Brihadeshwarar temple by Nick Edwards
From Western Ghats to bathing ghats
When you fancy a literal breath of fresh air away from the temple trail, Tamil Nadu offers a couple of major hill stations in the eastern side of the Western Ghats, as well as two nature reserves. Kodaikanal is a far more laidback and relaxing hill station than more popular Ooty (officially Udhagamandalam), although the latter does have its cute miniature railway. Set around a peaceful lake, Kodaikanal affords splendid views across the plains from Coaker’s Walk and treks of varying lengths in the hinterland behind. Further north, you can get right into the Nilgiri Biosphere Reserve, perhaps best enjoyed at the Indira Gandhi Wildlife Sanctuary. Expect to see various birds and species of deer, lion-tailed macaques and perhaps a sloth bear, but catching a glimpse of one of the few tigers is akin to winning the lottery.
No tour of Tamil Nadu is quite complete without reaching India’s southern tip at Kanyakumari. As a holy sangam where the Arabian Sea, Bay of Bengal and Indian Ocean meet, this is a major pilgrimage centre and a fine place to see contemporary Hinduism at work. The temples are brash and more modern than the rest of the state, but the two offshore rock memorials to Vivekananda and Thiruvalluvar are worth visiting by boat. Best of all, just head for the ghats (steps) by the southernmost beach and join the worshippers. Sunset during the full moon is the optimum time, when the sun and moon hang on opposite sides of the horizon in perfect balance.

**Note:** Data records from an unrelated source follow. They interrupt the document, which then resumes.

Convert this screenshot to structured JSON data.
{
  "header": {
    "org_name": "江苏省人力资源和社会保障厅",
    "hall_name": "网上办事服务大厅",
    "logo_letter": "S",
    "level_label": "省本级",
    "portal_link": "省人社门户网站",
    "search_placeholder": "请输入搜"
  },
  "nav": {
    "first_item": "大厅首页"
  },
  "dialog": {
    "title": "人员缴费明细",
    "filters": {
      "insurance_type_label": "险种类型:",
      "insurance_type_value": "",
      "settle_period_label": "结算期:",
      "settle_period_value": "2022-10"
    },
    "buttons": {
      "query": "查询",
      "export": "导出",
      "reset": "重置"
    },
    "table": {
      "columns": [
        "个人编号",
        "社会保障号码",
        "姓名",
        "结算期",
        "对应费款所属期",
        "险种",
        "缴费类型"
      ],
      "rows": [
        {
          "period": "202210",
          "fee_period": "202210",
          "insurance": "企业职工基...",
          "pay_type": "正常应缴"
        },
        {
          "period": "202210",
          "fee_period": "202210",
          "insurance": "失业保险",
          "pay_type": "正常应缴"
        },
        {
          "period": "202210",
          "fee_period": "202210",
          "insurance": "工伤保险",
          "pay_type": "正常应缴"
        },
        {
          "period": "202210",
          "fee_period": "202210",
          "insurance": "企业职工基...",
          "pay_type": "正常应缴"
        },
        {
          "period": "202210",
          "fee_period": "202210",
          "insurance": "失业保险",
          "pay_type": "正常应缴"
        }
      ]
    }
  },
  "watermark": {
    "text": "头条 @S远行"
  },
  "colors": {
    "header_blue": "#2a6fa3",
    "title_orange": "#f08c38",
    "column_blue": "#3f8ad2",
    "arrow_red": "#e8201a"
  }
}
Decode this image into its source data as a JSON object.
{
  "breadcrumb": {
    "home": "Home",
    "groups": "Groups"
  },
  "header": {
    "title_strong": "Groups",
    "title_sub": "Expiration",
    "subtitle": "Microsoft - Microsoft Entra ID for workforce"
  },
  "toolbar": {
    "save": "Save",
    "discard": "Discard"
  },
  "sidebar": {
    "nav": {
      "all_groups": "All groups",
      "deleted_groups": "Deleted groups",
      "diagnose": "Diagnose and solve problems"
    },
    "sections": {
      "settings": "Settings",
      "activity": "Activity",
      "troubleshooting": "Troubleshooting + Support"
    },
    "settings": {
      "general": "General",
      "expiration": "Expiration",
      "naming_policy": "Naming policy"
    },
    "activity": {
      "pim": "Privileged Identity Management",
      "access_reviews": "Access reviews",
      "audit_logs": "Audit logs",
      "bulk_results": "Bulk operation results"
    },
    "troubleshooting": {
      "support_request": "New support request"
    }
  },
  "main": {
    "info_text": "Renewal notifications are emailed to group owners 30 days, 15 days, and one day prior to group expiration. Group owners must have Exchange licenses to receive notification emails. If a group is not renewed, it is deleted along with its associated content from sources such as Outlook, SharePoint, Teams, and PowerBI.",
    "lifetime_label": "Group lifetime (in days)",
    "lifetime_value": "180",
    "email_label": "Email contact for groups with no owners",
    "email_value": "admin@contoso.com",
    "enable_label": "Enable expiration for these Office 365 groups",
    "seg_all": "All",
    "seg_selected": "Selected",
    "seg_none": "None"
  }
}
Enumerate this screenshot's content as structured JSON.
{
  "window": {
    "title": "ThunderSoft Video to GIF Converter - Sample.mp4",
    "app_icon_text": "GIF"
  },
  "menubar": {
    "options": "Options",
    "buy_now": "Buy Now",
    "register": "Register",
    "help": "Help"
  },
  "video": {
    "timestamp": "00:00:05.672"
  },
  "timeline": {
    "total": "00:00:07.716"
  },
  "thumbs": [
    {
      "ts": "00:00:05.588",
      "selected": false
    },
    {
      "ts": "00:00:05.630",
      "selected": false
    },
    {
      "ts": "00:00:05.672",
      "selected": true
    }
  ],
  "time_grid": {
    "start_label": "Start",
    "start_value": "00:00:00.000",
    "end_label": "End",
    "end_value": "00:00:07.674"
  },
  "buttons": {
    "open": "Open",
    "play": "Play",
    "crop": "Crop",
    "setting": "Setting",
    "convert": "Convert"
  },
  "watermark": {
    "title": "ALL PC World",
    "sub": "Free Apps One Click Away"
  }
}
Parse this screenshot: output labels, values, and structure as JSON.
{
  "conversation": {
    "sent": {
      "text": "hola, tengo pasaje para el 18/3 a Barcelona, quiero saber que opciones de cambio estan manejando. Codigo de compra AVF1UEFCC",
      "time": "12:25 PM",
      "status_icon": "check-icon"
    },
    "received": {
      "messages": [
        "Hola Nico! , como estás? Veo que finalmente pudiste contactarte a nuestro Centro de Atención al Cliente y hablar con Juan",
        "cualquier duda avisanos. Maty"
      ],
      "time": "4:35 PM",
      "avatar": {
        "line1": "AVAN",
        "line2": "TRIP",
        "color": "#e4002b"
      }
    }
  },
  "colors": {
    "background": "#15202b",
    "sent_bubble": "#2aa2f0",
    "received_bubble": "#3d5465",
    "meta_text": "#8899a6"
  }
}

A taxi from Chennai airport to Mamallapuram costs little over £10, while subsequent journeys can easily be accomplished by bus and/or train. Accommodation costs are low, with rooms in simple lodges starting around £5 per night. Explore more of India with the Rough Guide to India. Book hostels for your trip, and don’t forget to purchase travel insurance before you go.